Pictures was a fine work in all regards and is rightly regarded as one for a confident and vibrant conductor. On this score, Northey did not disappoint, encouraging the orchestra to revel in the different moods of the ten individual elements of Pictures. Each element represents a painting by artist Victor Hartmann from a retrospective exhibition held in Saint Petersburg in 1874 following his death aged just 39. Mussorgsky and Hartmann were friends and Pictures was the composer’s musical tribute to the visual artist.

That said, this was a rather more subdued reading of the piece than is often heard, more considered than grandiose, and with a lightness of touch from Northey. And how moving to hear the final element The Great Gate of Kiev at a time when that city is very much in the news and in our hearts.  

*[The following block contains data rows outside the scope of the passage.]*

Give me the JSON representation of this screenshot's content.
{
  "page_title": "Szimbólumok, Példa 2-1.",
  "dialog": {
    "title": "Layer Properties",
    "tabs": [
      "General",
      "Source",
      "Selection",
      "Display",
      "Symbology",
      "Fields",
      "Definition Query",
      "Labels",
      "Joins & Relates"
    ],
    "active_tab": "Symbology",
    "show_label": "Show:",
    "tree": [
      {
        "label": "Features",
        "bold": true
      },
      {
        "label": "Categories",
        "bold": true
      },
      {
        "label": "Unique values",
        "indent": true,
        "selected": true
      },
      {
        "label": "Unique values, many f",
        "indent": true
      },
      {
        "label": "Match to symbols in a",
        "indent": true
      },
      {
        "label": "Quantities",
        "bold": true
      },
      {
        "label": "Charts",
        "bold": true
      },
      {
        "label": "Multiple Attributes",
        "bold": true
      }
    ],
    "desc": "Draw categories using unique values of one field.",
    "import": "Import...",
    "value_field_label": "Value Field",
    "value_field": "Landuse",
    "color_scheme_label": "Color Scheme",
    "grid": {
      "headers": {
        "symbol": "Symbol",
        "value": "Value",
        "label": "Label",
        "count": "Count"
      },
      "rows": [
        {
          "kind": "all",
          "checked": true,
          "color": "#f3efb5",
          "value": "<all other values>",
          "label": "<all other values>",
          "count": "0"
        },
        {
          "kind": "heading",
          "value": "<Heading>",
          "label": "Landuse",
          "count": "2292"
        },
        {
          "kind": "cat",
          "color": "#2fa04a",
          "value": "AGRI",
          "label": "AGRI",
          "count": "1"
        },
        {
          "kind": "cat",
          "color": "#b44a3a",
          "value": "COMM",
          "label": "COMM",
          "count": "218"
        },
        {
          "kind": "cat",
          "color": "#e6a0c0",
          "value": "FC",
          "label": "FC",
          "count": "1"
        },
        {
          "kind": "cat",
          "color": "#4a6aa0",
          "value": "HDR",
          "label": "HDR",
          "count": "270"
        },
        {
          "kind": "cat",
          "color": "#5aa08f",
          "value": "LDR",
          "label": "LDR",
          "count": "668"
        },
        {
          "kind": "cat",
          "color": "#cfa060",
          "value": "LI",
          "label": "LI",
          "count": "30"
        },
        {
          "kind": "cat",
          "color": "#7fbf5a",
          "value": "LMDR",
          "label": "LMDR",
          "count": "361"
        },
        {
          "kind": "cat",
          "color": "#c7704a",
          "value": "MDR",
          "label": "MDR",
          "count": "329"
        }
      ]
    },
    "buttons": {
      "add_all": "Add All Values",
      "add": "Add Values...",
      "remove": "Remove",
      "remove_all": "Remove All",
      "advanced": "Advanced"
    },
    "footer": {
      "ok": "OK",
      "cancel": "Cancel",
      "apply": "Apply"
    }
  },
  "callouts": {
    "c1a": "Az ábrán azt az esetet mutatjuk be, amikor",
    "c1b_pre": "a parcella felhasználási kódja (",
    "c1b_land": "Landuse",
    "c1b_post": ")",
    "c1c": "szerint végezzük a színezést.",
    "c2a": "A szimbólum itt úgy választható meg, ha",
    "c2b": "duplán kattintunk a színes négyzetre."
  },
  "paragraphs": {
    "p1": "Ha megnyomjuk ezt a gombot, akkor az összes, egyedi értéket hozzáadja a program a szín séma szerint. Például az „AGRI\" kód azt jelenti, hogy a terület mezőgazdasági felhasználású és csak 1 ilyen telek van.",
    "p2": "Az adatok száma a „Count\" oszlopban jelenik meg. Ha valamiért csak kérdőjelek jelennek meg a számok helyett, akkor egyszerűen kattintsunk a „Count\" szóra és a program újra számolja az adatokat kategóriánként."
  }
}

Serenity was a delightful program showcasing a diverse, but not too disparate, range of works. And applause to the ASO for its continued commitment to new music and to the works of female composers.

Serenity, (Symphony Series 4)
Adelaide Symphony Orchestra
Adelaide Town Hall

Conductor: Benjamin Northey
Soloist: Emily Sun

Serenity was performed from 24-25 June 2022.

Dr Diana Carroll is a writer, speaker, and reviewer based in Adelaide. Her work has been published in newspapers and magazines including the Sydney Morning Herald, The Australian, Woman's Day, and B&T. Writing about the arts is one of her great passions.